**Instructions for the task:**
The reply should hold every entry exactly as written and none of the pictures.

━━━ Records provided ━━━

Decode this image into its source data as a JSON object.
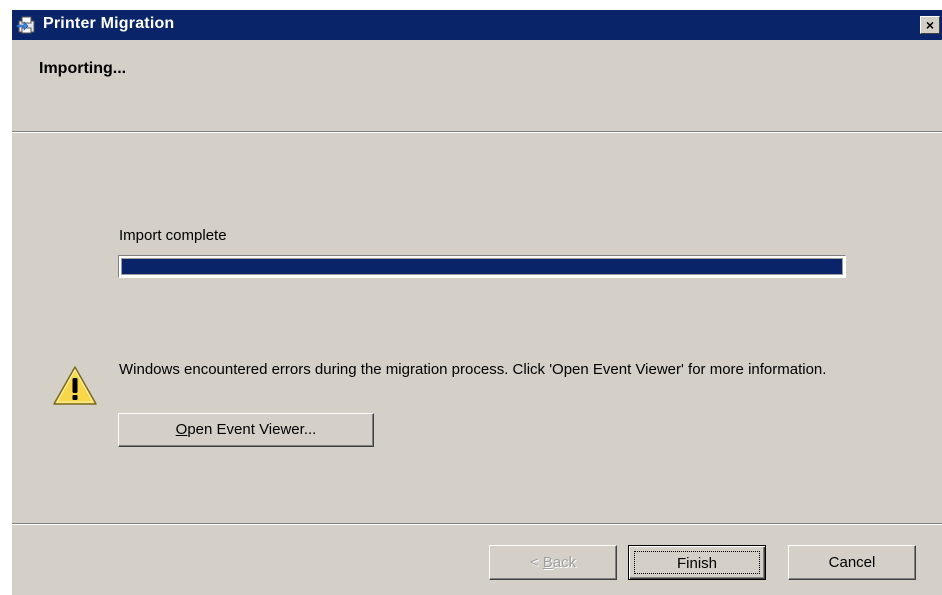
{
  "window": {
    "title": "Printer Migration",
    "close_label": "×",
    "title_icon": "printer-migration-icon"
  },
  "header": {
    "title": "Importing..."
  },
  "progress": {
    "label": "Import complete",
    "value_percent": 100,
    "fill_color": "#0a246a"
  },
  "message": {
    "icon": "warning-icon",
    "text": "Windows encountered errors during the migration process.  Click 'Open Event Viewer' for more information.",
    "open_event_viewer": {
      "prefix": "",
      "mnemonic": "O",
      "rest": "pen Event Viewer..."
    }
  },
  "footer": {
    "back": {
      "prefix": "< ",
      "mnemonic": "B",
      "rest": "ack",
      "enabled": false
    },
    "finish_label": "Finish",
    "cancel_label": "Cancel"
  }
}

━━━

**Answer section:**
Decode this image into its source data as a JSON object.
{
  "window": {
    "title": "Printer Migration",
    "close_label": "×",
    "title_icon": "printer-migration-icon"
  },
  "header": {
    "title": "Importing..."
  },
  "progress": {
    "label": "Import complete",
    "value_percent": 100,
    "fill_color": "#0a246a"
  },
  "message": {
    "icon": "warning-icon",
    "text": "Windows encountered errors during the migration process.  Click 'Open Event Viewer' for more information.",
    "open_event_viewer": {
      "prefix": "",
      "mnemonic": "O",
      "rest": "pen Event Viewer..."
    }
  },
  "footer": {
    "back": {
      "prefix": "< ",
      "mnemonic": "B",
      "rest": "ack",
      "enabled": false
    },
    "finish_label": "Finish",
    "cancel_label": "Cancel"
  }
}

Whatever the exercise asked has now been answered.